“That’s jest the point. She’s lived in New York an’ she’s got used to it. She’s got fine idees; even her clothes seem to fit different. Now, do you s’pose that fine-lookin’ girl with all her New York trimmin’s ’s goin’ to hang ‘round a fool little town like this? Not much! She’s goin’ to dig out o’ here as soon’s she gits a chance; an’ she’s goin’ to live right where her heart tells her she belongs—in the metropolees of New York. She don’t belong in no jim-crow town like this. Doggone, Eva, I hate to see ’er go!”
There was such a wail of bitterness in the old constable’s remark that Mrs. Crow felt the tears start to her own eyes. It was the girl they both wanted, after all—not the money. Rosalie, coming home with her party some time afterward, found the old couple still seated on the porch. The young people could not conceal their surprise.
“Counting the stars, pop?” asked Edna Crow.
“He’s waiting for the eclipse,” bawled noisy Ed Higgins, the grocer’s clerk. “It’s due next winter. H’are you, Anderson?”
“How’s that?” was Anderson’s rebuke.
“I mean Mr. Crow,” corrected Ed, with a nervous glance at Rosalie, who had been his companion for the evening.
“Oh, I’m jest so-so,” remarked Anderson, mollified. “How was the party?”
“It wasn’t a party, Daddy Crow,” laughed Rosalie, seating herself in front of him on the porch rail. “It was an experience meeting. Alf Reesling has reformed again. He told us all about his last attack of delirium tremens.”

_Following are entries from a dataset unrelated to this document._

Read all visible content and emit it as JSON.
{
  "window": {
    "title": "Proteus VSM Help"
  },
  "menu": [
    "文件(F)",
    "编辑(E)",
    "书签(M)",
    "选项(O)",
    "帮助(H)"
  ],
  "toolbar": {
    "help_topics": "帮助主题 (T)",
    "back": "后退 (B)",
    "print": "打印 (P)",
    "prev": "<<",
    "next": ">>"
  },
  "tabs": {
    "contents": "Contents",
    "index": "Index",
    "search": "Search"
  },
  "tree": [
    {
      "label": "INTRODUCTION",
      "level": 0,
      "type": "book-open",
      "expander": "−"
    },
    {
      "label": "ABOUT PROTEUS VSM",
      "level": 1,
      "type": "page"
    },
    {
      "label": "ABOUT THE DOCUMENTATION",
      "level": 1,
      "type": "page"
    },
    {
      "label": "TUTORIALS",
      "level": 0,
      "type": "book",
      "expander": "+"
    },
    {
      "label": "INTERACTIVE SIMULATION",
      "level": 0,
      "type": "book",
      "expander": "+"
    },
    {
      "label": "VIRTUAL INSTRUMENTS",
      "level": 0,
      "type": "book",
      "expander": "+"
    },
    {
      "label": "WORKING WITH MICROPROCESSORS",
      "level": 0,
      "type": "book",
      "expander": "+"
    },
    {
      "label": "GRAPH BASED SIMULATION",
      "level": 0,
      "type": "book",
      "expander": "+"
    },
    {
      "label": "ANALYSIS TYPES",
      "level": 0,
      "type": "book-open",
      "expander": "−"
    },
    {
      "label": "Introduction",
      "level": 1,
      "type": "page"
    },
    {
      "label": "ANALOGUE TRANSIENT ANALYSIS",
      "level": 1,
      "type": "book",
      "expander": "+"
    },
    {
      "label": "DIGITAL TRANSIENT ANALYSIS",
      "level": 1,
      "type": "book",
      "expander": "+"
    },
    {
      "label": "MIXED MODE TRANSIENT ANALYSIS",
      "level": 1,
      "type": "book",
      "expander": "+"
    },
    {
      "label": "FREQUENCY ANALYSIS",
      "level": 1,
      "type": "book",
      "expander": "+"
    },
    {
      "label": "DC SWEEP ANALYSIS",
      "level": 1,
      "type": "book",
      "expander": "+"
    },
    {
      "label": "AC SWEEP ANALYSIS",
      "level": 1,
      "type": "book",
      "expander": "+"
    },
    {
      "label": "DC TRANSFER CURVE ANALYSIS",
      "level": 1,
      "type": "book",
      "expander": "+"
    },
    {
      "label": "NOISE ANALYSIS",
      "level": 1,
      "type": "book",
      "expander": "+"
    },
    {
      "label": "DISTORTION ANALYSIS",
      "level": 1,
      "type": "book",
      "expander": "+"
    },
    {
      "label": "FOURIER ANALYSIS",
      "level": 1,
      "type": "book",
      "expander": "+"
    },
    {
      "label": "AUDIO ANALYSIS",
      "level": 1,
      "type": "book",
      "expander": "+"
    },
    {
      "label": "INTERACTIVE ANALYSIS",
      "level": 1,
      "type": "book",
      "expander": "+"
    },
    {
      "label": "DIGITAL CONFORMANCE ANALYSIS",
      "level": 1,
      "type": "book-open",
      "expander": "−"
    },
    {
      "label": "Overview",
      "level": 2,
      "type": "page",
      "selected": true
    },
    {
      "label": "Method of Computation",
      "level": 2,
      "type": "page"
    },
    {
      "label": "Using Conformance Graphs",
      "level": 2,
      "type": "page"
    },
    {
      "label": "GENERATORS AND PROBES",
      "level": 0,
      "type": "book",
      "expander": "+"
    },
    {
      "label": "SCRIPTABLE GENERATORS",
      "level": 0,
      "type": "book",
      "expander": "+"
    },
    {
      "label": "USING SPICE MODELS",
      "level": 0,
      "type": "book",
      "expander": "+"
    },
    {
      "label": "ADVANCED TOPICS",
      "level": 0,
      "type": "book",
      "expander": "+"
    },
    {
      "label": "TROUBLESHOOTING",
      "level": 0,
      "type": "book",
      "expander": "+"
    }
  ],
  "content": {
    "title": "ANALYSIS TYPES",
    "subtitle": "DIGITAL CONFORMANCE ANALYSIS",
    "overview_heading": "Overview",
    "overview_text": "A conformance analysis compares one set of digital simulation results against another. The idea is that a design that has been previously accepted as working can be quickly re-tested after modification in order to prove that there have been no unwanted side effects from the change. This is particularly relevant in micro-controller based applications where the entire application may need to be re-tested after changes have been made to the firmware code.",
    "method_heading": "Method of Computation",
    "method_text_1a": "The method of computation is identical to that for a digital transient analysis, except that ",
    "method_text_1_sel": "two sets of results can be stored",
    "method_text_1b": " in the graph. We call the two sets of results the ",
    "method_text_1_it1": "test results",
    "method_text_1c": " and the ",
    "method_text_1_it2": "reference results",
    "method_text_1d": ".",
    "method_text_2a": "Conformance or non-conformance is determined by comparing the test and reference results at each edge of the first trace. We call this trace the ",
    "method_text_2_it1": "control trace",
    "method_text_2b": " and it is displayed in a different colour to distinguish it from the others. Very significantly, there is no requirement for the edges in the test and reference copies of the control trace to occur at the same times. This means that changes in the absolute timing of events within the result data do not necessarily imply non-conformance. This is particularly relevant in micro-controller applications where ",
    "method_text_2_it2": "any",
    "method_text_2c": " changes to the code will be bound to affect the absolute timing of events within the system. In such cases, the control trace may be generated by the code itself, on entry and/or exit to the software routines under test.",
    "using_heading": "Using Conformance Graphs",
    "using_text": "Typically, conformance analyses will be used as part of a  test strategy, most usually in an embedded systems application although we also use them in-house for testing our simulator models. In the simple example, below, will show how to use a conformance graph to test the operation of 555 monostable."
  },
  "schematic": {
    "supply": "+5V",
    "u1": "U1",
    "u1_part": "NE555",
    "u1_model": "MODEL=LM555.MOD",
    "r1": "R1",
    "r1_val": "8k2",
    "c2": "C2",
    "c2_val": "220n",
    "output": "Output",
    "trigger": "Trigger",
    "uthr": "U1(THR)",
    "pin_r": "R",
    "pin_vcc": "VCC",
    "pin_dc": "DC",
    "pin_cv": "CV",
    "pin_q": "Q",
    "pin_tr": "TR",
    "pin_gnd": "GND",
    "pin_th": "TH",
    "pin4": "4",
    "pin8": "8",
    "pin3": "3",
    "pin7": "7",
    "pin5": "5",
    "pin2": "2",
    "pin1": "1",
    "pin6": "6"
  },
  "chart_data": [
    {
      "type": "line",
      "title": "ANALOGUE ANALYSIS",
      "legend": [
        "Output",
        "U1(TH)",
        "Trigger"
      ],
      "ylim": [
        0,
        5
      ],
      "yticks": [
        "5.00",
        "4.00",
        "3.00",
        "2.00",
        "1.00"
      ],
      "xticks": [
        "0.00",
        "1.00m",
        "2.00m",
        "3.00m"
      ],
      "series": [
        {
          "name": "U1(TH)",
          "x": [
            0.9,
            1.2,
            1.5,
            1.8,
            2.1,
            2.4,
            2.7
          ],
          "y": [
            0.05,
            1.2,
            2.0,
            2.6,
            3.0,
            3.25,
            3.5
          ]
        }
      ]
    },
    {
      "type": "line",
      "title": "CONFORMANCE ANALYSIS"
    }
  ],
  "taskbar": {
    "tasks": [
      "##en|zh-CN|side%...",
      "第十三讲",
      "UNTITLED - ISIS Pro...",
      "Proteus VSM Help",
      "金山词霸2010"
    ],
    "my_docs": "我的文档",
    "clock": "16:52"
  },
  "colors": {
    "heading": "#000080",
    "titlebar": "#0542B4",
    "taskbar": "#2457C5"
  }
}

“You don’t say so! Well, sir, I never thought Alf could find the time to reform ag’in. He’s too busy gittin’ tight,” mused Anderson. “But I guess reformin’ c’n git to be as much a habit as anythin’ else.”
“I think he was a little woozy to-night,” ventured ’Rast Little.
“A little what?”
“Drunk,” explained ’Rast, without wasting words. ’Rast had acquired the synonym at the business men’s carnival in Boggs City the preceding fall. Sometimes he substituted the words “pie-eyed,” “skeed,” “lit up,” etc., just to show his worldliness.
After the young men had departed and the Crow girls had gone upstairs with their mother Rosalie slipped out on the porch and sat herself down upon the knee of her disconsolate guardian.
“You are worried about something, Daddy Crow,” she said gently. “Now, speak up, sir. What is it?”
“It’s time you were in bed,” scolded Anderson, pulling his whiskers nervously.
“Oh, I’m young, daddy. I don’t need sleep. But you never have been up as late as this since I’ve known you.”
“I was up later’n this the time you had the whoopin’-cough, all right.”
“What’s troubling you, daddy?”
“Oh, nothin’—nothin’ at all. Doggone, cain’t a man set out on his own porch ’thout—”
“Forgive me, daddy. Shall I go away and leave you?”
“Gosh a’mighty, no!” he gasped. “That’s what’s worryin’ me—oh, you didn’t mean forever. You jest meant to-night? Geminy crickets, you did give me a skeer!” He sank back with a great sigh of relief.